The Government's proposal to lift petrol taxes and scrap state highways to pay for its transport plans has prompted a robust debate in Parliament about which regions will be most affected.

In one of the more heated afternoons in the House since the Labour coalition came to power, National accused the Government of giving up on provincial New Zealand and piling new costs on families.

"How will announcing petrol tax increases on Auckland motorists of 25c a litre, in just her first six months as Prime Minister, help families supporting their kids?" Leader of the Opposition Simon Bridges said.

In response, Prime Minister Jacinda Ardern highlighted that similar petrol tax hikes had been considered by National and that the higher costs were being offset by increases to the minimum wage and welfare payments.


Bridges denied yesterday that National had also planned to lift petrol taxes, despite official advice indicating that increase of around 20c per litre would be necessary to cover the costs of nine new highways. Bridges said National had instead planned to pay for its transport initiatives through forecast surpluses and existing petrol taxes.

National's main line of attack in the debating chamber was listing the regions which would lose key transport projects. One by one, National MPs from the Bay of Plenty, Taupo, and mid-Canterbury said their constituents would be paying more for petrol only to see that money spent in the city centres.

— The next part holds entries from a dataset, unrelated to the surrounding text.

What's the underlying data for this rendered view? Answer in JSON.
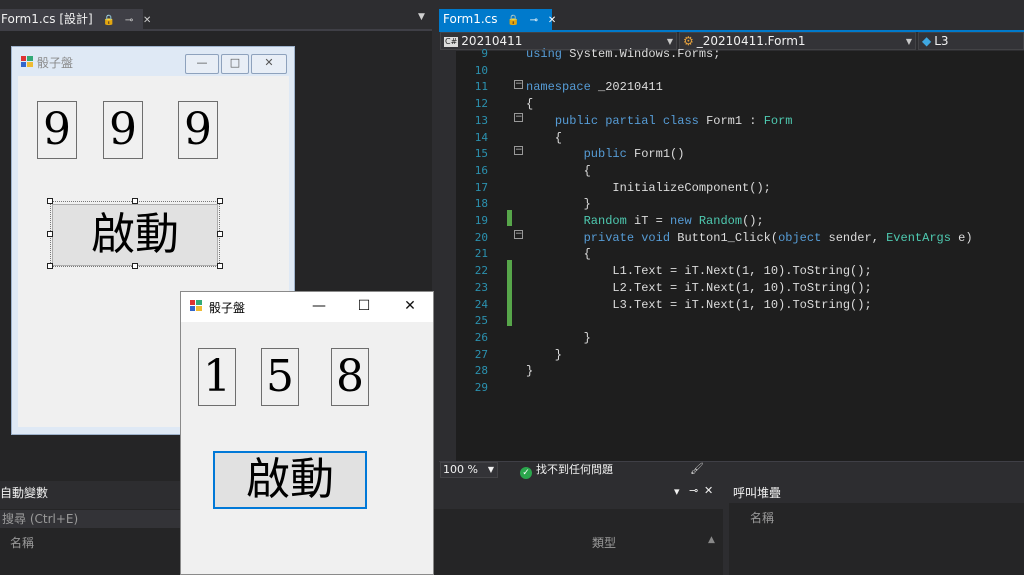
{
  "designer": {
    "tab_label": "Form1.cs [設計]",
    "form": {
      "title": "骰子盤",
      "min_glyph": "—",
      "max_glyph": "□",
      "close_glyph": "✕",
      "labels": [
        "9",
        "9",
        "9"
      ],
      "button_label": "啟動"
    }
  },
  "runtime": {
    "title": "骰子盤",
    "min_glyph": "—",
    "max_glyph": "☐",
    "close_glyph": "✕",
    "labels": [
      "1",
      "5",
      "8"
    ],
    "button_label": "啟動"
  },
  "editor": {
    "tab_label": "Form1.cs",
    "nav": {
      "project": "20210411",
      "class": "_20210411.Form1",
      "member": "L3"
    },
    "lines": [
      {
        "n": "9",
        "text": "using System.Windows.Forms;"
      },
      {
        "n": "10",
        "text": ""
      },
      {
        "n": "11",
        "text": "namespace _20210411"
      },
      {
        "n": "12",
        "text": "{"
      },
      {
        "n": "13",
        "text": "    public partial class Form1 : Form"
      },
      {
        "n": "14",
        "text": "    {"
      },
      {
        "n": "15",
        "text": "        public Form1()"
      },
      {
        "n": "16",
        "text": "        {"
      },
      {
        "n": "17",
        "text": "            InitializeComponent();"
      },
      {
        "n": "18",
        "text": "        }"
      },
      {
        "n": "19",
        "text": "        Random iT = new Random();"
      },
      {
        "n": "20",
        "text": "        private void Button1_Click(object sender, EventArgs e)"
      },
      {
        "n": "21",
        "text": "        {"
      },
      {
        "n": "22",
        "text": "            L1.Text = iT.Next(1, 10).ToString();"
      },
      {
        "n": "23",
        "text": "            L2.Text = iT.Next(1, 10).ToString();"
      },
      {
        "n": "24",
        "text": "            L3.Text = iT.Next(1, 10).ToString();"
      },
      {
        "n": "25",
        "text": ""
      },
      {
        "n": "26",
        "text": "        }"
      },
      {
        "n": "27",
        "text": "    }"
      },
      {
        "n": "28",
        "text": "}"
      },
      {
        "n": "29",
        "text": ""
      }
    ],
    "zoom": "100 %",
    "issues": "找不到任何問題"
  },
  "panels": {
    "autos": {
      "title": "自動變數",
      "search_placeholder": "搜尋 (Ctrl+E)",
      "col_name": "名稱",
      "col_type": "類型"
    },
    "callstack": {
      "title": "呼叫堆疊",
      "col_name": "名稱"
    }
  },
  "colors": {
    "accent": "#007acc",
    "keyword": "#569cd6",
    "type": "#4ec9b0",
    "line_number": "#2b91af"
  }
}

Ardern countered by saying that National's planned highways would only benefit 4 per cent of all road users, far fewer than Labour's proposed initiatives. Labour would also be lifting spending on local roads and maintenance of existing highways.

Policy documents show that Labour's transport plan for the next 10 years will cost $4.6b a year, $650 million more than National's 10-year plan.

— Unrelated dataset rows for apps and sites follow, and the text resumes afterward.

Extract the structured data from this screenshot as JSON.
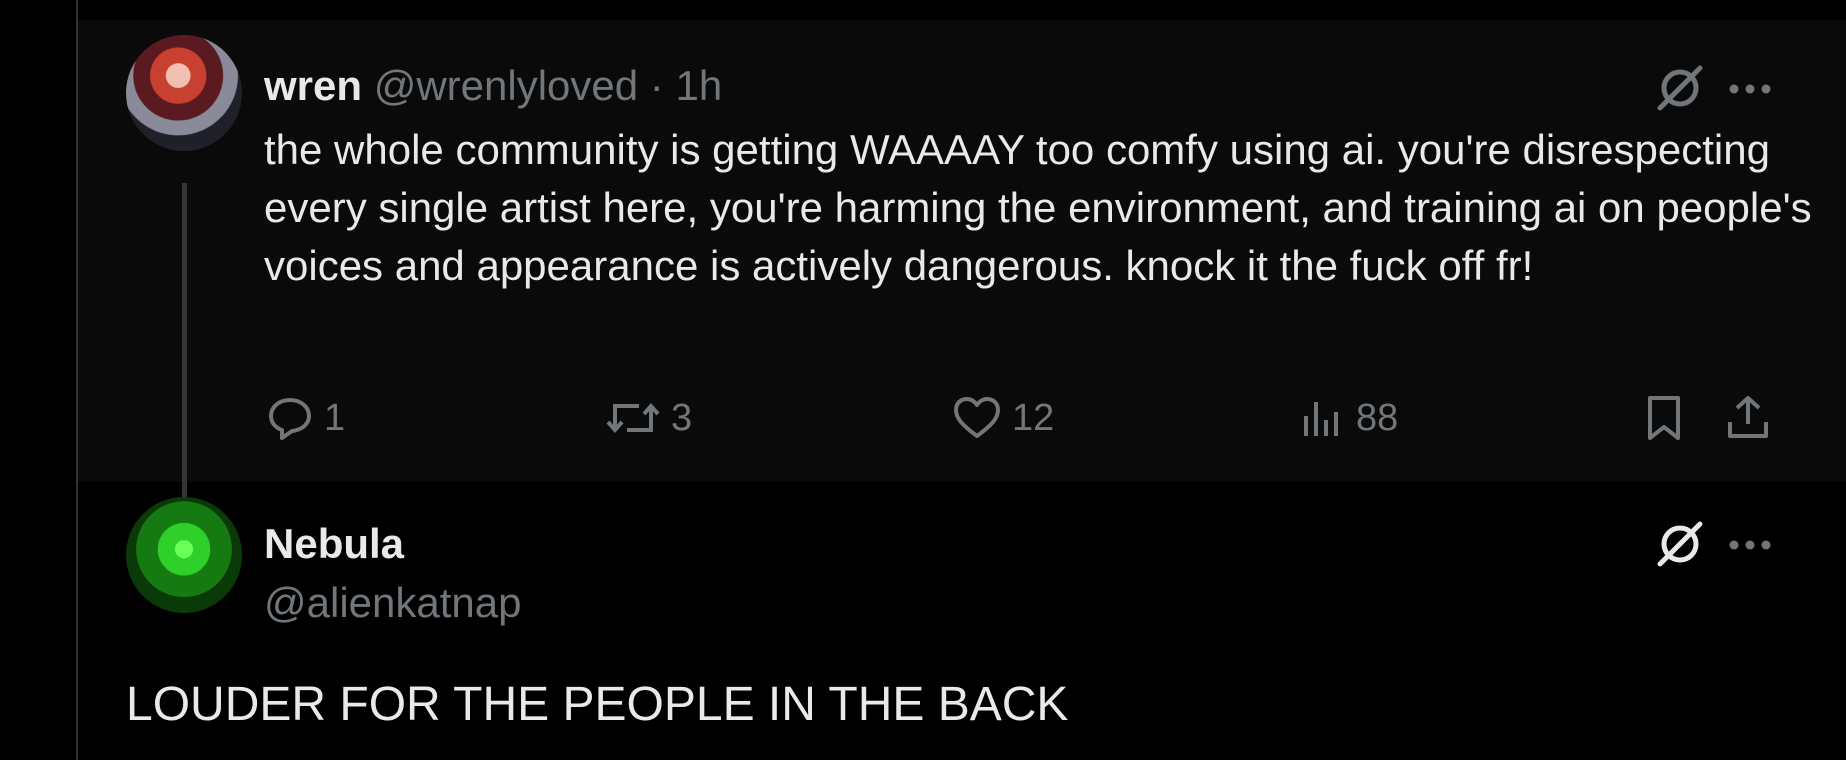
{
  "parent_post": {
    "display_name": "wren",
    "handle": "@wrenlyloved",
    "separator": "·",
    "time": "1h",
    "text": "the whole community is getting WAAAAY too comfy using ai. you're disrespecting every single artist here, you're harming the environment, and training ai on people's voices and appearance is actively dangerous. knock it the fuck off fr!",
    "actions": {
      "replies": "1",
      "reposts": "3",
      "likes": "12",
      "views": "88"
    }
  },
  "reply_post": {
    "display_name": "Nebula",
    "handle": "@alienkatnap",
    "text": "LOUDER FOR THE PEOPLE IN THE BACK"
  },
  "colors": {
    "background": "#000000",
    "parent_background": "#0a0a0a",
    "text": "#e7e9ea",
    "muted": "#71767b",
    "divider": "#2f3336"
  },
  "icons": {
    "grok": "grok-icon",
    "more": "more-icon",
    "reply": "reply-icon",
    "repost": "repost-icon",
    "like": "like-icon",
    "views": "views-icon",
    "bookmark": "bookmark-icon",
    "share": "share-icon"
  }
}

The higher cost will be covered by petrol tax increases of 3 to 4 per cent a year. Once the Auckland Council's regional fuel increase is added, some Auckland commuters will be paying up to 22 cents more a litre.

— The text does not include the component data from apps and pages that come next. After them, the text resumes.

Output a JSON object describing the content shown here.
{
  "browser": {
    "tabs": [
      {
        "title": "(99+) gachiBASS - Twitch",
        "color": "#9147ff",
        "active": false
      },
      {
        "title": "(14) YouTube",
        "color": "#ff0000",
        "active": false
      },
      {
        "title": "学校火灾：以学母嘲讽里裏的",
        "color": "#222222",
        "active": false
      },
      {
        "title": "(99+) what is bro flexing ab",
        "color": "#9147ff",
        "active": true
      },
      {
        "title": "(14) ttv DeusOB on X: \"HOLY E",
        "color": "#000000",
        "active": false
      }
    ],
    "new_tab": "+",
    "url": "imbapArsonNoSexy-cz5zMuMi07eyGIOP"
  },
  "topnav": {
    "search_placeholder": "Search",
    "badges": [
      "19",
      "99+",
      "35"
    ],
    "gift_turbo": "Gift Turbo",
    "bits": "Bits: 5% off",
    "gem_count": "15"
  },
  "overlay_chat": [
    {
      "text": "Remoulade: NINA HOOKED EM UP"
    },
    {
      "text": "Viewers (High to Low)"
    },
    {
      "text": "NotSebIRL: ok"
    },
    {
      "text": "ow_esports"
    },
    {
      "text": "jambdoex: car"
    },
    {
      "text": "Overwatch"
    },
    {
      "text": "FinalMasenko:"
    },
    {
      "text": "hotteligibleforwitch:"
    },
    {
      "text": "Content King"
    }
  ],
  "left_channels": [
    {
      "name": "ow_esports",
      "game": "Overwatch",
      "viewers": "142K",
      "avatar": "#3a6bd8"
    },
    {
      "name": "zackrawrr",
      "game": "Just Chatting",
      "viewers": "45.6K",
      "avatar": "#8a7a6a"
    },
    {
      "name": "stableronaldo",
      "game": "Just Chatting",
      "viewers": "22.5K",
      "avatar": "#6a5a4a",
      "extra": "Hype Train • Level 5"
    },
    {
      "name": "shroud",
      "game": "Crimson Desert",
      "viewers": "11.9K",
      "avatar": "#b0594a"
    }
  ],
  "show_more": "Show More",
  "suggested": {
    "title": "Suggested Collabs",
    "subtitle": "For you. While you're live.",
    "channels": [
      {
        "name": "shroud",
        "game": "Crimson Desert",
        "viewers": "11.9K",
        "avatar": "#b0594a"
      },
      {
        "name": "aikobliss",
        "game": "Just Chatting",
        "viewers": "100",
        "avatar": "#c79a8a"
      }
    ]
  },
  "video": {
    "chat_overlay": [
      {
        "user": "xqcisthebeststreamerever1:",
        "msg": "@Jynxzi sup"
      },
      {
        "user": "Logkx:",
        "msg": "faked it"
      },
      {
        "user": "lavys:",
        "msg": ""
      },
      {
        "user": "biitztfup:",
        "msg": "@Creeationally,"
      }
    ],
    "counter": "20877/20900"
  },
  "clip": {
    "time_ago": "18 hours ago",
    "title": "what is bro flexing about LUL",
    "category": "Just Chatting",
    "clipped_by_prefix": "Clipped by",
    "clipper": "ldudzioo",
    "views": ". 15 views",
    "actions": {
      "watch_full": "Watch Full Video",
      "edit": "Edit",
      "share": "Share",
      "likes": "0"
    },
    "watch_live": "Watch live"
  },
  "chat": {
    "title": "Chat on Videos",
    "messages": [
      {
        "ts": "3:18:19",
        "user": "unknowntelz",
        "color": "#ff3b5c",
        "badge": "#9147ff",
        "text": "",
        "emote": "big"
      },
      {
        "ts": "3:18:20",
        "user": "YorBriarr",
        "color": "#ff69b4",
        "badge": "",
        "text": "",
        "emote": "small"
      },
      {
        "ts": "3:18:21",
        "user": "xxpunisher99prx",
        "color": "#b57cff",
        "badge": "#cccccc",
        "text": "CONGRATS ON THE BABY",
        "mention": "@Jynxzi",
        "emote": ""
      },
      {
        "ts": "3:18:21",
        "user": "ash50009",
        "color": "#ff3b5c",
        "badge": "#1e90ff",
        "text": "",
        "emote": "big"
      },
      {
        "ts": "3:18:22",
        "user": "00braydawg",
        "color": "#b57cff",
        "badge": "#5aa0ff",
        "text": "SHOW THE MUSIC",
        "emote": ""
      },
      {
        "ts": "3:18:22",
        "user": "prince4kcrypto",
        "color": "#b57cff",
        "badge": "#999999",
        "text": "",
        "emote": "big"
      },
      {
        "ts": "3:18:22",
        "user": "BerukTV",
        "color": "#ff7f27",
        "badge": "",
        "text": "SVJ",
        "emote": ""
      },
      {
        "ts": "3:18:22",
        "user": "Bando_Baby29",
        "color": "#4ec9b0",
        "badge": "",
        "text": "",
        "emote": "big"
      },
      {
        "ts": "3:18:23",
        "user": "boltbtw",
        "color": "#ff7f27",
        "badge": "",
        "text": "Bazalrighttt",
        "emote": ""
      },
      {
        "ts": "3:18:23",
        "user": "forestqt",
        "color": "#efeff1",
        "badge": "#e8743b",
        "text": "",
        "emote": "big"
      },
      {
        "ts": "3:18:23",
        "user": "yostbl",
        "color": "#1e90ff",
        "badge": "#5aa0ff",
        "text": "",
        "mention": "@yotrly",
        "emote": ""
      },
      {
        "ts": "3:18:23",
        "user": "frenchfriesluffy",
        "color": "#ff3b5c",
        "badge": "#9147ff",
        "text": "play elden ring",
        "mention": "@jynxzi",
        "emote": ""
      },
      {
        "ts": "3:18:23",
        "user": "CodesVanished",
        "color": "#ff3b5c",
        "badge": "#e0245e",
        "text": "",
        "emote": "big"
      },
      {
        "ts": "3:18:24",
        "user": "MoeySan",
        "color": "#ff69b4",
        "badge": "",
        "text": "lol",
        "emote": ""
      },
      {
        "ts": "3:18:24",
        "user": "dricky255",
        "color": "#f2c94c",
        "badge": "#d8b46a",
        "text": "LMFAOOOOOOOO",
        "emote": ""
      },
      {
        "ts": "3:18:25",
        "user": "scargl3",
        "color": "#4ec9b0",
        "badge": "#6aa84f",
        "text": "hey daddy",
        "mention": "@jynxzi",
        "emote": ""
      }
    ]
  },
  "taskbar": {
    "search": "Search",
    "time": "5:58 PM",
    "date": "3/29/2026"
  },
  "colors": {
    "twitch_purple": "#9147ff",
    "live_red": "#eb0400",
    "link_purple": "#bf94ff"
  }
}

Defending the tax increases yesterday, Transport Minister Phil Twyford said the new costs were equivalent to a cup of coffee a week and would pay for "some pretty amazing investments in the transport system".

He conceded that some motorists in the Auckland region would get no direct benefit for their higher costs at the pump, but they were likely to benefit from the council's transport plans.

Labour's funding for state highways is nearly equivalent to what National promised over the next three years, because it will complete large highways which were already underway.


After three years, funding for highways drops off significantly, from $1.1b in 2021 to $500m in 2028. Nine highways promised by National during the election, including four-laning between Auckland and Whangarei, will no longer go ahead.

Twyford said this money would instead be redirected into public transport, local and regional roading, maintenance of existing highways and road safety measures.

What they promised (next 3 years)

Public transport

National: $1.35b

Labour: $1.78b

State highway improvements (includes new highways)

National: $4.6b

Labour: $3.85b

Local road improvements

National: $455m

Labour: $1b

Regional improvements

National: $425m

Labour: $530m

State highway maintenance

National: $1.98b

Labour: $2.1b

Local road maintenance

National: $1.9b

Labour: $2.1b

Road policing

National: $1b

Labour: $1.1b

Walking and cycling improvements

National: $195m

Labour: $360m